When Women Are Successful in Israel, the Hype Isn’t Always True

Women are the ones willing to bear the burden when a position becomes less remunerative.

Michal Fattal

As a man who believes that women possess qualities that my gender does not, I wasn’t excited to hear that seven of 12 appointments to Foreign Ministry missions abroad had been set aside for women. I didn’t think this was an important event in the history of Israeli feminism.

Vered Pear Swid, the head of the Authority for the Advancement of the Status of Women, said we had “succeeded in the gender revolution and achieved equality.” But let’s note the other side of the coin. While it’s true women have been attaining high positions at the Foreign Ministry, the ministry’s reputation has been declining in recent years.

We have seen reduced compensation, more political appointments, undiplomatic behavior by the foreign minister and his deputies, and an erosion in the status of national symbols and institutions in favor of private organizations. As a result, the diplomatic service’s prestige isn’t what it used to be. The constant strikes at the ministry and the frequent reports on the difficulties in filling ambassadorial posts in remote countries have accompanied this decline.

When we look at the way women are integrated into the job market in general, the picture is a lot sadder, even though we’re happy for the women who have achieved fulfillment.
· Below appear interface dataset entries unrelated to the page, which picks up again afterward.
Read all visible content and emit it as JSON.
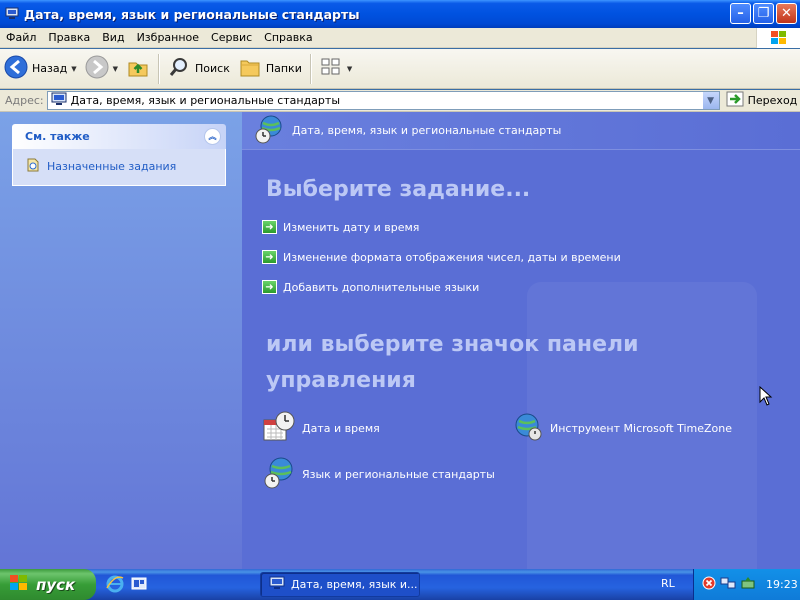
{
  "window": {
    "title": "Дата, время, язык и региональные стандарты",
    "minimize_glyph": "–",
    "maximize_glyph": "❐",
    "close_glyph": "✕"
  },
  "menu": {
    "items": [
      "Файл",
      "Правка",
      "Вид",
      "Избранное",
      "Сервис",
      "Справка"
    ]
  },
  "toolbar": {
    "back_label": "Назад",
    "search_label": "Поиск",
    "folders_label": "Папки"
  },
  "address": {
    "label": "Адрес:",
    "value": "Дата, время, язык и региональные стандарты",
    "go_label": "Переход"
  },
  "see_also": {
    "title": "См. также",
    "items": [
      "Назначенные задания"
    ]
  },
  "content": {
    "header": "Дата, время, язык и региональные стандарты",
    "pick_task": "Выберите задание...",
    "tasks": [
      "Изменить дату и время",
      "Изменение формата отображения чисел, даты и времени",
      "Добавить дополнительные языки"
    ],
    "pick_icon_line1": "или выберите значок панели",
    "pick_icon_line2": "управления",
    "icons": [
      "Дата и время",
      "Инструмент Microsoft TimeZone",
      "Язык и региональные стандарты"
    ]
  },
  "taskbar": {
    "start_label": "пуск",
    "task_label": "Дата, время, язык и...",
    "language": "RL",
    "clock": "19:23"
  },
  "colors": {
    "title_bar": "#0052e0",
    "content_bg": "#5a6ed5",
    "link": "#215dc6",
    "start_green": "#379d37"
  }
}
One phenomenon is the integration of women into institutions whose status has declined. Why are women the ones willing to bear the burden when a position becomes less remunerative?

This has happened in the military as well. The military is definitely more heterogeneous than ever, and many positions are open to women (and to Mizrahim and religious people, of course).

The change began in the early 1990s, the days of the Oslo Accords, when Israel opened to the world economically and Channel 2 broke state television’s monopoly. It looked like peace might be on the horizon and the era of the old ideologies that had shaped politics was over.

With the changes in society, there was also a decline in the military’s standing; one result was that the military became open to other social groups. Maj. Gen. (ret.) Orna Barbivai, the first woman general, grew up in a large family in Ramle; she’s is a good example of this phenomenon. So while it may seem we can talk about the integration of groups that had been excluded from the military, this integration only happened after the military’s prestige had declined.

Some groups in Israel — Arabs, ultra-Orthodox Jews, Mizrahim — have had a hard time integrating because of the contradiction between their values and the original orientation of Zionist ideology. But when it comes to women, Zionism worked for equality from the start, at least in theory.

While many enlightened places in the world gave women the right to vote only in the second decade of the 20th century, early Zionist philosophy nurtured the feminine revolution. This happened because the fight for women’s rights was part of the fight against the image of the “ghetto Jew” and the traditional way of life.

So the discrimination against women in Israel is more tainted by the machismo that comes from military culture and Jewish traditions. It’s less tainted by the ideology that promotes the establishment of a nation-state.

That’s one reason gender equality is still a long way off, even if there are no clear obstacles along the way. So we mustn’t let the accomplishments at the embassies make us forget that the revolution is still far off.

Olivier Fitoussi